Then and now


The White House is downplaying published reports of an estimated $50 billion to $60 billion price tag for a war with Iraq, saying it is “impossible” to estimate the cost at this time.

White House Office of Management and Budget Director Mitch Daniels told The New York Times in an interview published Tuesday that such a conflict could cost $50 billion to $60 billion — the price tag of the 1991 Persian Gulf War.

But Trent Duffy, an OMB spokesman, said Daniels did not intend to imply in the Times interview that $50 billion to $60 billion was a hard White House estimate.

“He said it could — could — be $60 billion,” Duffy said. “It is impossible to know what any military campaign would ultimately cost. The only cost estimate we know of in this arena is the Persian Gulf War, and that was a $60 billion event.”

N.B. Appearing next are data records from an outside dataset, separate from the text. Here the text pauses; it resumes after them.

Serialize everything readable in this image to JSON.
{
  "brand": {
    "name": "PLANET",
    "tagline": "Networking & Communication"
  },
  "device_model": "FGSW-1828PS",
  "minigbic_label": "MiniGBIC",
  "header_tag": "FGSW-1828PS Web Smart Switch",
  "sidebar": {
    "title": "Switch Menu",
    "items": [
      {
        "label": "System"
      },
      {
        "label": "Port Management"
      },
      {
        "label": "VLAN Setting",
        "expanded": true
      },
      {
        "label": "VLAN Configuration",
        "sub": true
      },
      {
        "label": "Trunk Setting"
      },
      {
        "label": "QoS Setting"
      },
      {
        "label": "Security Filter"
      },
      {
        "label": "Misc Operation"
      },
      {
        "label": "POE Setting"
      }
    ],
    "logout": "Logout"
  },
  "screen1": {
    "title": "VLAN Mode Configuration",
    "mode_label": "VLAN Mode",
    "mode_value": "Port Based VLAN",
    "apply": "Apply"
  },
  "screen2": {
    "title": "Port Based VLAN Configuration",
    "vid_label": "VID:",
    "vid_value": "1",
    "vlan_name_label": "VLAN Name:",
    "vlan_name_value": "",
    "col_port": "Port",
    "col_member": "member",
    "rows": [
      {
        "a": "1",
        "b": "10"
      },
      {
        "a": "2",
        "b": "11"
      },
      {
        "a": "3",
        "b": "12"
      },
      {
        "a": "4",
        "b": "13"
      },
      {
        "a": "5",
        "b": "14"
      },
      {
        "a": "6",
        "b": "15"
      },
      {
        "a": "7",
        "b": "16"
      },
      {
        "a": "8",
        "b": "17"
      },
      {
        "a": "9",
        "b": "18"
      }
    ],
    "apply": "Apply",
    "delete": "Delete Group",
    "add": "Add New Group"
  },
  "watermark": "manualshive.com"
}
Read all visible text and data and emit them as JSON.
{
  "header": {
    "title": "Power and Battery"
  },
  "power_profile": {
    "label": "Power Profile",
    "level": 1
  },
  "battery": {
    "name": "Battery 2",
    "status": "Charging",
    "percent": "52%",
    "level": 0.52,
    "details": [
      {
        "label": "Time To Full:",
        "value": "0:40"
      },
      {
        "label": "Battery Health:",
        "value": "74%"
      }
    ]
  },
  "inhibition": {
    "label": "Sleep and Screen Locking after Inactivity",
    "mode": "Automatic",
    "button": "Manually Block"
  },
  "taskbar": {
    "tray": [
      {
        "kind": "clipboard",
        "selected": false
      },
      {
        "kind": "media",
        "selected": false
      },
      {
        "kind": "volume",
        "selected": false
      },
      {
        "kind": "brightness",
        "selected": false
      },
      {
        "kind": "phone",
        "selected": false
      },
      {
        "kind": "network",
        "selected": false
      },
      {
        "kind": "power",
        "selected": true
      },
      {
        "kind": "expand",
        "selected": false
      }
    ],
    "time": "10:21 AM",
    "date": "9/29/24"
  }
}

Duffy also was careful to caution that President Bush had not made a decision to use military force against Saddam’s regime.


The war has turned out to be hugely costly in both blood and treasure. We estimate that the total budgetary and economic cost to the United States will turn out to be around $3 trillion, with the cost to the rest of the world perhaps doubling that number again. In one sense, this book is about that $3 trillion – how America will be paying the bill for this war for decades to come, and why it is that the true costs are so much larger than the cost estimates originally provided by the Bush administration.


Current Cost of War in Iraq Is Almost $11 Billion Per Month. “In FY2007, DOD’s monthly obligations for contracts and pay averaged about $12.3 billion including about $10.3 billion for Iraq and $2.0 billion for Afghanistan.” [CRS Report, 2/22/08]

That Amounts to…

* $332,258,064 Per Day
* $13,844,086 Per Hour
* $230,734 Per Minute
* $3,845 Per Second